Prostatitis is the inflammation of the prostate gland, often resulting in swelling or pain. There are four main classifications of prostatitis.
Acute bacterial prostatitis is an acute infection of the prostate gland, usually occurs in men aged 40 to 60 years. Caused by a bacterial infection and comes on suddenly. There is often blood in the urine and the PSA blood test result may be higher than normal.
Chronic bacterial prostatitis is a recurrent infection of the prostate, occurs in men aged 50 to 80 years. It is associated with chronic urinary infection and, commonly, calcifications in the prostate (prostatic stones). In the cases of bacterial prostatitis, the culprit usually is a bacterium known as Escherichia coli. The cause of bacterial prostatitis is not well defined, but one theory suggests a reflux of urine from the bladder into prostatic ducts. This reflux of urine may lead to prostatitis. The most common symptom is recurrent bladder infections.

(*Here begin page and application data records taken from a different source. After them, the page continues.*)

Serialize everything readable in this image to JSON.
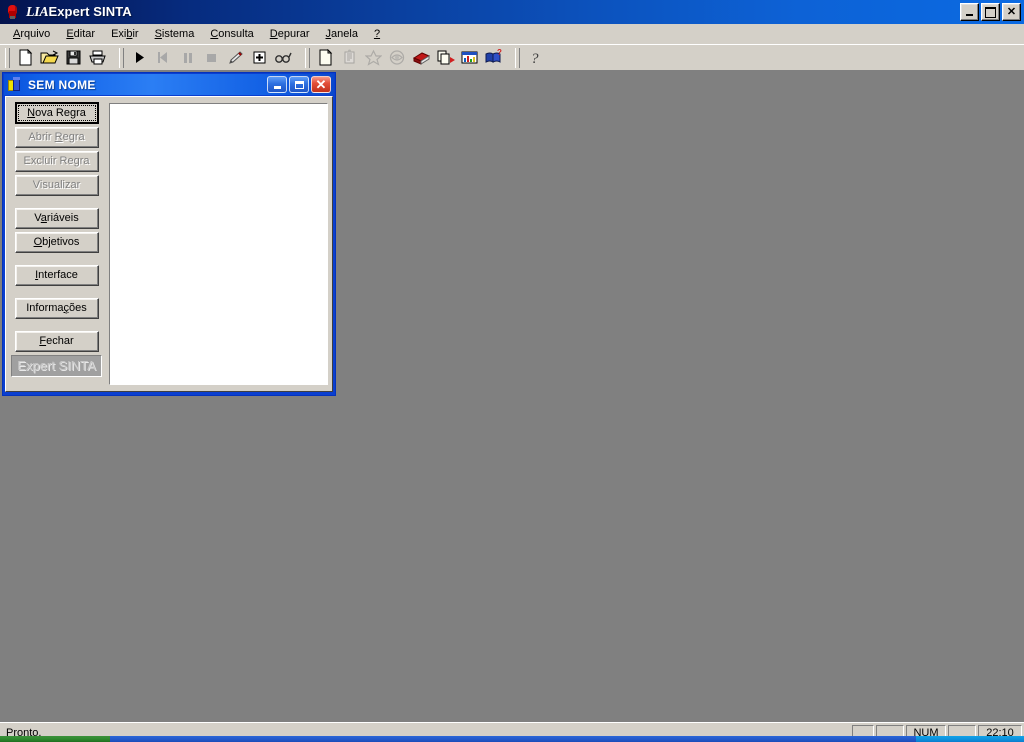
{
  "window": {
    "title_prefix": "LIA",
    "title": "Expert SINTA",
    "icon": "red-lightbulb-icon",
    "controls": {
      "minimize": "Minimizar",
      "restore": "Restaurar",
      "close": "Fechar"
    }
  },
  "menu": {
    "items": [
      {
        "label": "Arquivo",
        "accel": "A"
      },
      {
        "label": "Editar",
        "accel": "E"
      },
      {
        "label": "Exibir",
        "accel": "b"
      },
      {
        "label": "Sistema",
        "accel": "S"
      },
      {
        "label": "Consulta",
        "accel": "C"
      },
      {
        "label": "Depurar",
        "accel": "D"
      },
      {
        "label": "Janela",
        "accel": "J"
      },
      {
        "label": "?",
        "accel": "?"
      }
    ]
  },
  "toolbar": {
    "groups": [
      {
        "buttons": [
          {
            "name": "new-file-icon",
            "tip": "Novo",
            "enabled": true
          },
          {
            "name": "open-folder-icon",
            "tip": "Abrir",
            "enabled": true
          },
          {
            "name": "save-disk-icon",
            "tip": "Salvar",
            "enabled": true
          },
          {
            "name": "print-icon",
            "tip": "Imprimir",
            "enabled": true
          }
        ]
      },
      {
        "buttons": [
          {
            "name": "run-play-icon",
            "tip": "Executar",
            "enabled": true
          },
          {
            "name": "step-back-icon",
            "tip": "Voltar",
            "enabled": false
          },
          {
            "name": "pause-icon",
            "tip": "Pausar",
            "enabled": false
          },
          {
            "name": "stop-icon",
            "tip": "Parar",
            "enabled": false
          },
          {
            "name": "pencil-icon",
            "tip": "Editar",
            "enabled": true
          },
          {
            "name": "breakpoint-icon",
            "tip": "Ponto de parada",
            "enabled": true
          },
          {
            "name": "glasses-watch-icon",
            "tip": "Observar",
            "enabled": true
          }
        ]
      },
      {
        "buttons": [
          {
            "name": "new-rule-icon",
            "tip": "Nova Regra",
            "enabled": true
          },
          {
            "name": "variables-icon",
            "tip": "Variáveis",
            "enabled": false
          },
          {
            "name": "objectives-icon",
            "tip": "Objetivos",
            "enabled": false
          },
          {
            "name": "interface-icon",
            "tip": "Interface",
            "enabled": false
          },
          {
            "name": "knowledge-base-icon",
            "tip": "Base de conhecimento",
            "enabled": true
          },
          {
            "name": "copy-forward-icon",
            "tip": "Copiar",
            "enabled": true
          },
          {
            "name": "report-window-icon",
            "tip": "Relatório",
            "enabled": true
          },
          {
            "name": "book-help-icon",
            "tip": "Ajuda do livro",
            "enabled": true
          }
        ]
      },
      {
        "buttons": [
          {
            "name": "help-question-icon",
            "tip": "Ajuda",
            "enabled": true
          }
        ]
      }
    ]
  },
  "child_window": {
    "title": "SEM NOME",
    "icon": "knowledge-base-icon",
    "controls": {
      "minimize": "Minimizar",
      "maximize": "Maximizar",
      "close": "Fechar"
    },
    "buttons": [
      {
        "label": "Nova Regra",
        "accel": "N",
        "enabled": true,
        "default": true
      },
      {
        "label": "Abrir Regra",
        "accel": "R",
        "enabled": false,
        "default": false
      },
      {
        "label": "Excluir Regra",
        "accel": "",
        "enabled": false,
        "default": false
      },
      {
        "label": "Visualizar",
        "accel": "",
        "enabled": false,
        "default": false
      },
      {
        "label": "Variáveis",
        "accel": "a",
        "enabled": true,
        "default": false
      },
      {
        "label": "Objetivos",
        "accel": "O",
        "enabled": true,
        "default": false
      },
      {
        "label": "Interface",
        "accel": "I",
        "enabled": true,
        "default": false
      },
      {
        "label": "Informações",
        "accel": "ç",
        "enabled": true,
        "default": false
      },
      {
        "label": "Fechar",
        "accel": "F",
        "enabled": true,
        "default": false
      }
    ],
    "watermark": "Expert SINTA",
    "rule_list": {
      "items": [],
      "empty": true
    }
  },
  "status_bar": {
    "message": "Pronto.",
    "panes": [
      {
        "name": "pane-blank-1",
        "text": ""
      },
      {
        "name": "pane-blank-2",
        "text": ""
      },
      {
        "name": "pane-num-lock",
        "text": "NUM"
      },
      {
        "name": "pane-blank-3",
        "text": ""
      },
      {
        "name": "pane-clock",
        "text": "22:10"
      }
    ]
  },
  "colors": {
    "desktop": "#808080",
    "face": "#d4d0c8",
    "title_start": "#04134d",
    "title_end": "#0b6ae2",
    "child_title": "#2b7ef4",
    "close_red": "#e4503a",
    "list_bg": "#ffffff"
  }
}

Chronic prostatitis is the most common yet least understood form. Found in men of any age, the symptoms include pain in the groin or bladder, and come and go without warning.
Asymptomatic inflammatory prostatitis this is a form of prostatitis has no symptoms, and is often found when undergoing tests for other conditions.

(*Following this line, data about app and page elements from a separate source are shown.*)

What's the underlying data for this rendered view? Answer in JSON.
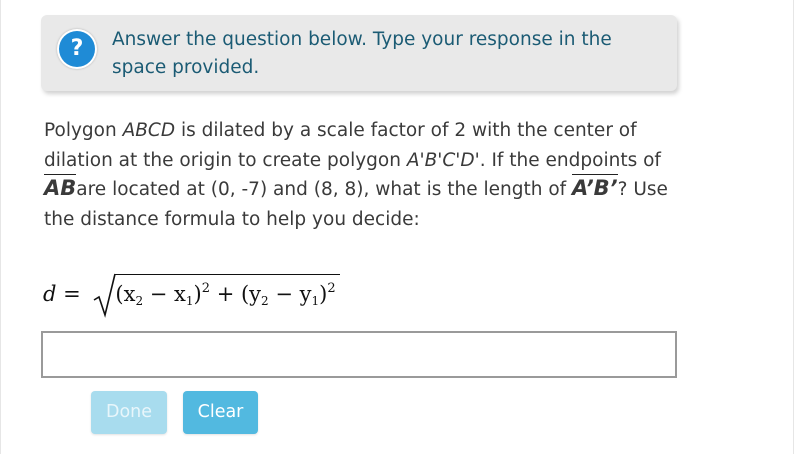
{
  "instruction_banner": {
    "icon": "help-icon",
    "icon_glyph": "?",
    "icon_color": "#1f8bd6",
    "text": "Answer the question below. Type your response in the space provided."
  },
  "question": {
    "part1": "Polygon ",
    "polygon_name": "ABCD",
    "part2": " is dilated by a scale factor of 2 with the center of dilation at the origin to create polygon ",
    "image_name": "A'B'C'D'",
    "part3": ". If the endpoints of ",
    "segment": "AB",
    "part4": "are located at (0, -7) and (8, 8), what is the length of ",
    "image_segment": "A’B’",
    "part5": "? Use the distance formula to help you decide:"
  },
  "formula": {
    "lhs": "d =",
    "open_paren_1": "(x",
    "sub_x2": "2",
    "minus_1": " − x",
    "sub_x1": "1",
    "close_paren_1": ")",
    "sq_1": "2",
    "plus": " + (y",
    "sub_y2": "2",
    "minus_2": " − y",
    "sub_y1": "1",
    "close_paren_2": ")",
    "sq_2": "2"
  },
  "answer_field": {
    "value": "",
    "placeholder": ""
  },
  "buttons": {
    "done_label": "Done",
    "clear_label": "Clear",
    "done_color": "#a8dcee",
    "clear_color": "#52b9e0"
  }
}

Symptoms of Prostatitis: Each form of prostatitis has a slight variation in signs and symptoms.
Acute bracterial prostatitis:

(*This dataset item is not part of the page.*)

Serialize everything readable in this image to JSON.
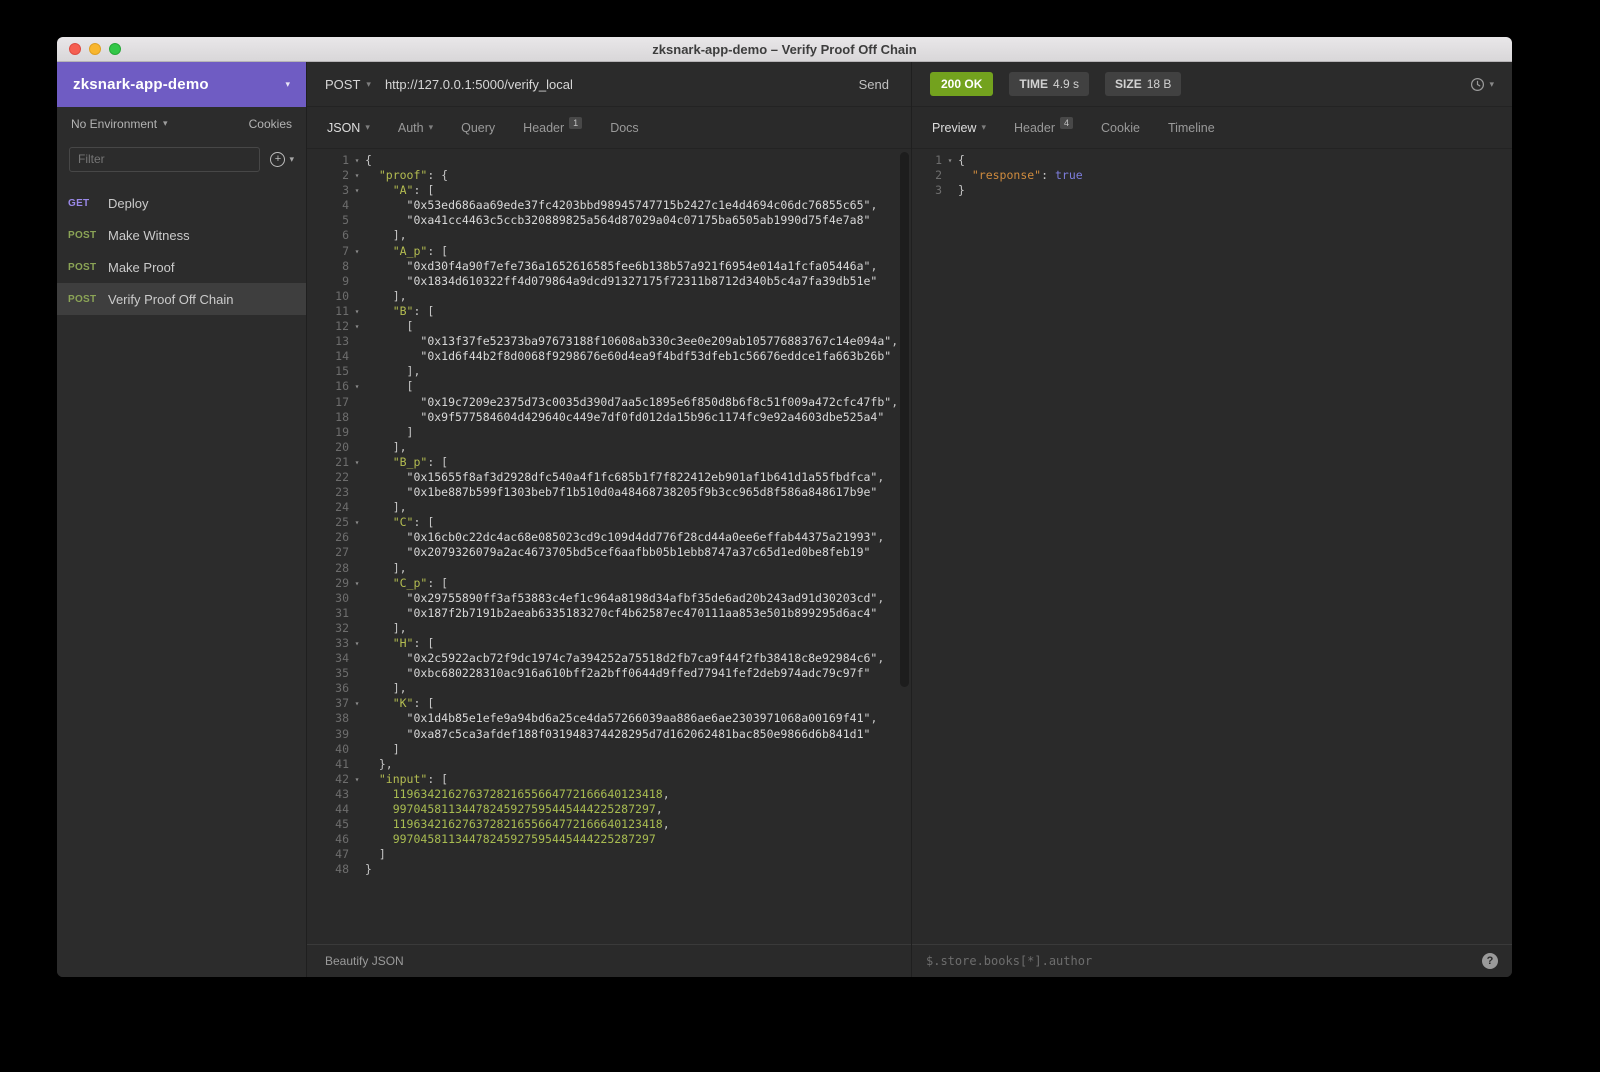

-Sudden onset of fever and chills.
-Pain in lower back or rectum.
-Irritative or obstructive urinary symptoms.
-Prostate is warm, swollen, and tender upon examination.
Chronic bacterial prostatitis:
-Relapsing urinary tract infections.
-Painful urination or other voiding problems.
-Pelvic or genital pain.
-Some men may not have any symptoms.
-Chronic pelvic pain (testicular, penile, lower abdominal, ejaculatory)
-Persistent inflammation of the prostate
-Absence of infectious bacteria in urine
Diagnosis of Prostatitis
The gold standard for diagnosing prostatitis would be to perform a biopsy of the prostate, but this is rarely done. Instead, doctors may diagnose prostatitis by examining prostatic secretions for bacteria. To do this, a "four-cup" test may be conducted. To start, the patient must have a full bladder. The doctor will clean the penis with soap and water and will then collect two cups of urine. Next, the prostate will be massaged by a digital rectal examination (DRE) to allow prostatic fluid to travel through the urethra. Two more cups of urine will be collected, and the expressed prostatic secretion (EPS) in the urine is examined for the presence of bacteria. Some physicians may not perform the "four-cup" test, and may just obtain urine before and after massaging the prostate. Sometimes EPS secretions from the urethra can be collected from the tip of the penis after massaging the prostate. After the physician collects these secretions, they can be examined under a microscope. Nonbacterial prostatitis is more difficult to diagnose. With these patients, the EPS will have evidence of inflammation, but bacteria will not be present. The lack of recurrent urinary tract infections distinguishes nonbacterial prostatitis from chronic bacterial prostatitis.
Treatment Options for Prostatitis
- Anti-inflammatory drugs along with warm baths.
- Antibiotics for infectious prostatitis. These drugs are not effective treatments for noninfectious prostatitis.
- For chronic infectious prostatitis, antibiotics are taken for a longer period of time. About 75% of all cases of chronic infectious prostatitis clear up with this treatment. For cases that don't, taking antibiotics at a low dose for a long time may be recommended to relieve the symptoms.
- Pain medications.
- Muscle relaxants.
- Surgical removal of the infected portions of the prostate. A doctor may advise this treatment for severe cases of chronic prostatitis or for men whose swollen prostate is blocking the flow of urine.
- Supportive therapies for chronic prostatitis, including stool softeners and prostate massage.